Judge Blake’s ruling requires the state to not only revise its policies and practices, but also to repair the damage done to HBIs by its refusal to act earlier. The costs of that repair will be considerable because of the required outlay for new programs, faculty, facilities, financial aid and other enhancements to the HBIs. But the cost to the image and reputation of the State of Maryland for lawmakers resisting change to its southern-grown policy of academic program duplication is far greater. It is a cost that cannot be measured in dollars and cents; but instead must be expressed in lost opportunity for Maryland students and forgone contributions to the social, economic and political welfare of our city, state and nation.

Yet history threatens to repeat itself. Before the ink on the court’s ruling was dry, Gov. Martin O’Malley issued a statement which some might consider a veiled threat to appeal if the Coalition dares to invoke the remedies suggested in the ruling. He denies that the state practice of unnecessary duplication is unconstitutional, and focuses instead on the Judge’s assertion that the Coalition failed to show Maryland policies on funding for operations and facilities discriminated against HBIs. Comments by USM Chancellor William Kirwan, the person most responsible for the increase in duplication between the various campuses, echo the sentiments of the Governor. Statements made by the Secretary of Higher Education are no better; and the lackluster and uninspiring responses from the administrations of HBI campuses confirm that Governor O’Malley’s lead statement has become the party line.

There is broad consensus that the Federal District Court ruling in the Coalition case ranks among the most significant civil rights cases decided in the last century. Like Brown V Board of Education (1954), the Blake ruling has the potential for changing the course of history in many very important ways.
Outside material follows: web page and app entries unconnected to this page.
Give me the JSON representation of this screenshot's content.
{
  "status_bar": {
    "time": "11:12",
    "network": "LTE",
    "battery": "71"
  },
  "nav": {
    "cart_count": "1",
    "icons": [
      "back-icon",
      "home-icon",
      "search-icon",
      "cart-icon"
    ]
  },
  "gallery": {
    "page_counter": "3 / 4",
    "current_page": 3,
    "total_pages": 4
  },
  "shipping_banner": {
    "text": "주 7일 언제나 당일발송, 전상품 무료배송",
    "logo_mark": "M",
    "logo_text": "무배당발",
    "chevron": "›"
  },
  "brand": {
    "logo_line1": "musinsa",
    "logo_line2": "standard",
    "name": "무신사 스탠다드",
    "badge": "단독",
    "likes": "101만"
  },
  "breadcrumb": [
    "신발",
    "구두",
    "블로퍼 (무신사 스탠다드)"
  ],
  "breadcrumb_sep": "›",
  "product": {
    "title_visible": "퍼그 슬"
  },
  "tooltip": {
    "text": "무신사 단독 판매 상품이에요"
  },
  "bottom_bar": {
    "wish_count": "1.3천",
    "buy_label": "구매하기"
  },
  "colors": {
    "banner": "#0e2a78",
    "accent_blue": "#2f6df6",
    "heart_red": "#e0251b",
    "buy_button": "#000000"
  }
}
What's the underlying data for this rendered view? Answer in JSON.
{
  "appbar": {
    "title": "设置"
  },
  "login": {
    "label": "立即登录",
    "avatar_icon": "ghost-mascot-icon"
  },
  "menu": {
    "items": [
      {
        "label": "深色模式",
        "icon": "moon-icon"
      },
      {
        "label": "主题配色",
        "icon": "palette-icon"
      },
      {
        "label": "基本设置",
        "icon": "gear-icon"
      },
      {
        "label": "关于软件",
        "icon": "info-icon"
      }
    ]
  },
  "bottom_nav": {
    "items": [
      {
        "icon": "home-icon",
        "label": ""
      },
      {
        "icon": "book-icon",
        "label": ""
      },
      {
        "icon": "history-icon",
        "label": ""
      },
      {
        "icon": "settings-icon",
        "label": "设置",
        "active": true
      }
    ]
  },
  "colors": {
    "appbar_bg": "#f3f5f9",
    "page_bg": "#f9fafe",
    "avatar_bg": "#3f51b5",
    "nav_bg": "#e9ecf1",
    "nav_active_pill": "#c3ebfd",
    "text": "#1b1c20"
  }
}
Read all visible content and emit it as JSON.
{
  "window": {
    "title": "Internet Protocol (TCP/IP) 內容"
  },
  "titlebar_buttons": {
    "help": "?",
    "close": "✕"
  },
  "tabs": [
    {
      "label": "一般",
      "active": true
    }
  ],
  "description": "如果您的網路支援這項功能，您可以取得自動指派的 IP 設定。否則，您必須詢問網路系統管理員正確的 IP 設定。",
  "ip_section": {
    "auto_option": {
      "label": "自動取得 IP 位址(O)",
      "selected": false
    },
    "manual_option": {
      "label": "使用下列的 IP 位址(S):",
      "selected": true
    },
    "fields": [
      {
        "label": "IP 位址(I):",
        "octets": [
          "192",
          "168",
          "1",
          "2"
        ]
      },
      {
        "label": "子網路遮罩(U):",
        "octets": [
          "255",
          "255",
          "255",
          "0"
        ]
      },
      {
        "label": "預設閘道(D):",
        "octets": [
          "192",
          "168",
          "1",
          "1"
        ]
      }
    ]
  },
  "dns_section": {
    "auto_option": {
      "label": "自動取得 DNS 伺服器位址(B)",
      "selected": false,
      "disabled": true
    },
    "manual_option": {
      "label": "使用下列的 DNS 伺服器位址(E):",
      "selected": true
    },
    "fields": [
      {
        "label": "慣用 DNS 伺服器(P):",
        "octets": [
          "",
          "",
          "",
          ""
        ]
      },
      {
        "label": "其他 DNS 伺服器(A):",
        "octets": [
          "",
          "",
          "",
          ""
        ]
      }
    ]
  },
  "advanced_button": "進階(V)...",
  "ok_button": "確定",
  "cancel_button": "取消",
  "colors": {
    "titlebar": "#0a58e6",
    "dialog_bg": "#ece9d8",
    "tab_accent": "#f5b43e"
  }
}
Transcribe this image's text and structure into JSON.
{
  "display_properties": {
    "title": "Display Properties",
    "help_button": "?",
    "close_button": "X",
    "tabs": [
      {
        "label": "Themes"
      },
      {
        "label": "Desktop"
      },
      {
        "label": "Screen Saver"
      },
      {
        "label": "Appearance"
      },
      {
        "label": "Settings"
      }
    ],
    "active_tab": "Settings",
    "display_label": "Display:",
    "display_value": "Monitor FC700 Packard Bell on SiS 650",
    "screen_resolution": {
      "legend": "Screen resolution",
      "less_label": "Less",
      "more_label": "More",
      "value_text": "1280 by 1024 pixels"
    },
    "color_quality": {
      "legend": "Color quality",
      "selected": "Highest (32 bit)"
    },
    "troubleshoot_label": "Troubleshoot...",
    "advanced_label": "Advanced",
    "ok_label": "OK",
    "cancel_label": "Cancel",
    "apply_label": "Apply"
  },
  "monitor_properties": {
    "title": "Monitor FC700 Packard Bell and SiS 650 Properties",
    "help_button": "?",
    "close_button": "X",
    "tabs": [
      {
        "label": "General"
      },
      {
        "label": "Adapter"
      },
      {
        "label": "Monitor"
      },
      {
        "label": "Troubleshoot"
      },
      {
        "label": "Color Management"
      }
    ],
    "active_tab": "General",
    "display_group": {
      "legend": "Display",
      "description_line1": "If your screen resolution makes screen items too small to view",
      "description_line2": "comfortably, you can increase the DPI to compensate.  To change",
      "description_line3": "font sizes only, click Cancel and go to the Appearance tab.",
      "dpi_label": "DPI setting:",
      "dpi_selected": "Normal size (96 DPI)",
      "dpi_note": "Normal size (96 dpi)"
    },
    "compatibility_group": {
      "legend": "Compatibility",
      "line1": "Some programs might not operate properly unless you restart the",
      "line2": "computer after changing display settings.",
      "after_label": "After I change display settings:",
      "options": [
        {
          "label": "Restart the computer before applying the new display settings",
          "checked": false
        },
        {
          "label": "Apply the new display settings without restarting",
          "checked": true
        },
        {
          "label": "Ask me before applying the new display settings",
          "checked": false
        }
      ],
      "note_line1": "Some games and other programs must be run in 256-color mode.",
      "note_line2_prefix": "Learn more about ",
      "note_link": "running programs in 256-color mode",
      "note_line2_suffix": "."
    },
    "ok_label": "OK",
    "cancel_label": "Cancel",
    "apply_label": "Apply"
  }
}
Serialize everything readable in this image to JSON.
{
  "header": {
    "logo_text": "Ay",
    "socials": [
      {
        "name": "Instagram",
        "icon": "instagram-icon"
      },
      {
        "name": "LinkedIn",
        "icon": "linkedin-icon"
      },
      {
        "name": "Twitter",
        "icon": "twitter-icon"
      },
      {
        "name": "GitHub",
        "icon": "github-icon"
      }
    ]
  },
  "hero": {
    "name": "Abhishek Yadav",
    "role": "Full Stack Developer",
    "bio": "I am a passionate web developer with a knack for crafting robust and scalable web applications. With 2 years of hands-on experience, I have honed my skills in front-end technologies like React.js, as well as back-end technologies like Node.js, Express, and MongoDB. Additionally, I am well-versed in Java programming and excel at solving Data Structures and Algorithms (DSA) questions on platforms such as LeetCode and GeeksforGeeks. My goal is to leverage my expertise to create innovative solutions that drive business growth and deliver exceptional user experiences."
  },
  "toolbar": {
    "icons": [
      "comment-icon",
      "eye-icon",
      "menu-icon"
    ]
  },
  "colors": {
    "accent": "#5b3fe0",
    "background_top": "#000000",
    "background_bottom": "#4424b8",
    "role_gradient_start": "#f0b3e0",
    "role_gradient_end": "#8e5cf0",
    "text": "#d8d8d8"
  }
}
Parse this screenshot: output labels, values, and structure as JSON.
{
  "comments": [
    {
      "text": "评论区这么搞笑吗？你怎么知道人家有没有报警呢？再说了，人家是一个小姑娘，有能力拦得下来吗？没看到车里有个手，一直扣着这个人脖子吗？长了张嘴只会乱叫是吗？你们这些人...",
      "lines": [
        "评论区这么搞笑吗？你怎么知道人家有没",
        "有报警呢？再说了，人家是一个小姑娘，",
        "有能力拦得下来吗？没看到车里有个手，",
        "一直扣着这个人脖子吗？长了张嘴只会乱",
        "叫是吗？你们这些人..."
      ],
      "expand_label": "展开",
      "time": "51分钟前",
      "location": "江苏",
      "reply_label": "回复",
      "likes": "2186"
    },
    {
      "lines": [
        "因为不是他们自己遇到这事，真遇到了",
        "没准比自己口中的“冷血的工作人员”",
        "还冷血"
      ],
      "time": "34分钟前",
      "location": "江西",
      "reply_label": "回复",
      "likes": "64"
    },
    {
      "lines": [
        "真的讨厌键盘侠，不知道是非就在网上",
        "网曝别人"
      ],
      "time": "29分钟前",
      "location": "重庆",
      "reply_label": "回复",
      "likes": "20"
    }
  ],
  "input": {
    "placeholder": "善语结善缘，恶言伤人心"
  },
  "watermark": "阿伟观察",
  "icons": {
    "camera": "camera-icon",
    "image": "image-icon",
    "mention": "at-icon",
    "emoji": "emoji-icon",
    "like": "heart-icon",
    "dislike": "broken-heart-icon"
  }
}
It provides in particular a most unusual opportunity for reshaping our public systems of higher education to include Historically Black colleges as equal partners.

Marylanders should join in commending the coalition of HBI students, faculty, alumni and supporters and the international law firm of Kirkland and Ellis for the very timely gift of the Black ruling. Even higher commendations go to the Lawyers Committee for Civil Rights under the Law for facilitating the marriage between the Coalition and the law firm. Unfortunately, the task is not over. The State and the Coalition will soon enter mediation, and if this type of litigation in other southern states is any example, Maryland will fight to the point of disgrace in order to maintain its segregated system of colleges and universities. Blacks, Hispanics, Whites and anyone else who understands the ravages of discrimination must assume the role of foot soldiers, prepared to do whatever is necessary to ensure that Maryland immediately dismantles its dual system of higher education, and in so doing, become the example others might wish to emulate.

A Dwight Pettit practices law in Maryland and is a former member of the Board of Regents, University of Maryland Systems.

A. Dwight Pettit

Special to the AFRO